In April, TheLadders sponsored the annual Career Thought Leaders Conference & Symposium at the beautiful Hyatt Regency Baltimore. The city’s iconic Inner Harbor provided the perfect backdrop for more than 100 of the top minds in resume writing, career coaching, and job-search consulting to share key knowledge about how to help job seekers win by constructing arguably the most critical weapon in their arsenal: the resume.
The funny thing about a resume is that every candidate knows they need one, yet few understand or are willing to acknowledge its tremendous influence. A resume isn’t just a list of your previous employers to be haphazardly submitted to every recruiter and job portal available – it’s a highly sophisticated tool that leverages the power of words to create perception and target you for the perfect opportunity. And it’s not easy to write!
Just like any other aspect of doing business, you get out of your resume only what you invest. The amount of time and (the conference’s attendees would hope) money you spend on your job search directly correlates to your success. We frequently hear elated job seekers on TheLadders gushing about how overjoyed they are with their professionally written resumes. “Who is that person?” and, “I never realized I did all that!” are common refrains that illustrate a newfound confidence. So why do candidates understand the importance of the resume only after having it evaluated and written by a qualified professional? They don’t have the data.
So what can an analytical, numbers-obsessed guy like me do to help a group of card-carrying wordsmiths understand how best to present that value?

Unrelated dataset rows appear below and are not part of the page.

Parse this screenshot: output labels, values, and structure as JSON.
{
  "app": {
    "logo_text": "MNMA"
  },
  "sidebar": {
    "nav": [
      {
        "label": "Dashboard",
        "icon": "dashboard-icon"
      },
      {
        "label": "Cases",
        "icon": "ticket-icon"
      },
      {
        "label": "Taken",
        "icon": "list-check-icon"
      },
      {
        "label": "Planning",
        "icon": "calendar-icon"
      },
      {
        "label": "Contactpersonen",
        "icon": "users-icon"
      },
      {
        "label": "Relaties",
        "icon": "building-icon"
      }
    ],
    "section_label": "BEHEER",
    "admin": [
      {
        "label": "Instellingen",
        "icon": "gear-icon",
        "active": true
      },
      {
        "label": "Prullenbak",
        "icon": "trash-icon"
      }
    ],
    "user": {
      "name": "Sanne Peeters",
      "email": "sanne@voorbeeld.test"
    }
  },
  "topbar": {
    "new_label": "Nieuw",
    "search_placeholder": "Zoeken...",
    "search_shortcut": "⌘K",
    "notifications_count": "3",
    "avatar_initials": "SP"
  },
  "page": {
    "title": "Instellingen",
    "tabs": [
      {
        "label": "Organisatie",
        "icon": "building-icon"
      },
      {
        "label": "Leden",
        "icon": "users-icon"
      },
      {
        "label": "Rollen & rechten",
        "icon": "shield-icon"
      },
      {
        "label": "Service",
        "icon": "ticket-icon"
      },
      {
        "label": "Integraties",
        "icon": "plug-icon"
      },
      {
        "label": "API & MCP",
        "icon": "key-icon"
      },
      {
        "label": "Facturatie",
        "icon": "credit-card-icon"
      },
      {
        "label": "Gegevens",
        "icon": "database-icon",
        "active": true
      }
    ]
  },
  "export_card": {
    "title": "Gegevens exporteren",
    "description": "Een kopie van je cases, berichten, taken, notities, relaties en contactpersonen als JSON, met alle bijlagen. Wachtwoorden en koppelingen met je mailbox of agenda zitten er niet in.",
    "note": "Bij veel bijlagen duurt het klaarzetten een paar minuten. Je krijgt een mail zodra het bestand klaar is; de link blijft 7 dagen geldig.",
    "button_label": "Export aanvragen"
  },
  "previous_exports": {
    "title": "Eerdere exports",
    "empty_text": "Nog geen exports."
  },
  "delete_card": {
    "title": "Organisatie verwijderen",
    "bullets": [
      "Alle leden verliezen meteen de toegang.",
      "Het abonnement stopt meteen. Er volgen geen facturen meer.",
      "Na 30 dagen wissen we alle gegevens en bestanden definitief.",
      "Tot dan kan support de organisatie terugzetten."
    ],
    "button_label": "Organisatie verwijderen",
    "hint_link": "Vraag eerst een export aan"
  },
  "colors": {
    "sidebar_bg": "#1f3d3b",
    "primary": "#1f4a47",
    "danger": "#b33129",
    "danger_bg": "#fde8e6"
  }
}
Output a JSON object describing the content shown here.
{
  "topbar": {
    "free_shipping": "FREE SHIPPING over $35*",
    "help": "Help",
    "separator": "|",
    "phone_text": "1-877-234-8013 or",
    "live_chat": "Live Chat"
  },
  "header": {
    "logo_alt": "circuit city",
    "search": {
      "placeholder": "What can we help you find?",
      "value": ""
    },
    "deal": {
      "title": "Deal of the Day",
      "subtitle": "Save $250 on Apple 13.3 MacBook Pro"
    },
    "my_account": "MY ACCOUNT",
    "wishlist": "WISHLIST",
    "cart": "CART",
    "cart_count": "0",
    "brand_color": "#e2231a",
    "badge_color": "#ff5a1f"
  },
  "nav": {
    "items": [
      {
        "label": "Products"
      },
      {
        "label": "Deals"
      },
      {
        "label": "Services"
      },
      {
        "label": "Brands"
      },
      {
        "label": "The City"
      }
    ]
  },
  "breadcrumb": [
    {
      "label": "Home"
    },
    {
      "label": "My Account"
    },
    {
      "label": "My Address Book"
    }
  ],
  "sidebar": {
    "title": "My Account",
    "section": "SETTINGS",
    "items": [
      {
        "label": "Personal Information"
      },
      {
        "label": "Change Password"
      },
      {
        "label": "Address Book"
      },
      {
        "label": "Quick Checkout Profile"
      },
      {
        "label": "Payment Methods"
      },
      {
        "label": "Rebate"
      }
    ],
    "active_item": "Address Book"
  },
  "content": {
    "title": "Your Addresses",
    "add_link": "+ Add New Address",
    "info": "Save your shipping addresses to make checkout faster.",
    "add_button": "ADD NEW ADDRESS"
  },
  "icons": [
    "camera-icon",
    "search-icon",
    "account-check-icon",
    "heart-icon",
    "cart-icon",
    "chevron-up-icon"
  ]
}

Share statistics, of course.
I was honored to partner with event co-host Wendy Enelow (a training consultant for all of TheLadders’ Executive Resume Writers who is widely recognized as the national thought leader in resume writing) to deliver the conference’s keynote address, “The State of the Union: What Recruiters and Hiring Managers Want.” My speech provoked some buzz (and some tweets) thanks to eyebrow-raising stats gathered in a survey of recruiters who use TheLadders to source talent.
According to the data, 43% of recruiters declaring that a weak resume is a job seeker’s biggest mistake, and they know one when they see one – recruiters receive an average of 52 resumes per $100K+ job listing. That’s 52 resumes from Monster, 52 resumes from Dice, 52 resumes from CareerBuilder, and on down the line, for any one job. I explained that only 21% of all resumes are considered “Very Good” by recruiters, and that those resumes garner 50% more recruiter contacts than their average or below average counterparts.
Of course, recruiters aren’t the only gatekeeper between candidates and their next job. There is now applicant tracking software that scans resumes for keyword matches before they move through the ranks of agency recruiters, corporate recruiters, HR managers, and hiring managers. Those hiring professionals are increasingly selecting candidates based on first impressions, as a remarkable 68% of US companies have no standardized definition of a quality hire.
How do you combat that? With a quality resume. Our analysts at TheLadders have reviewed and critiqued more than 575,000 of executive resumes, and our staff of writers (many of whom were among the thought leaders assembled in Baltimore) has rewritten more than 60,000 of them. Those resumes typically earn a score of around 4 on our 10-point scale before they are rewritten, but leap to an 8 or better after a professional rewrite.
So what does it all mean? Judging by the conference attendees’ frantic note-taking, it means that executive candidates must be reminded that it’s not enough to rely on your ability to sell yourself. A weak resume fails to differentiate you from your equally qualified peers, and simply believing that your resume accurately represents your value doesn’t make it so. Recruiters want those Grade-A resumes that score an 8 or higher, and sure enough, they perform much better. The increased confidence that comes with a professionally written resume is statistically proven to be accompanied by increased performance, and increased engagement from recruiters and hiring managers.
Ware Sykes is Vice President Consumer Services and Head of Resume Services at TheLadders.com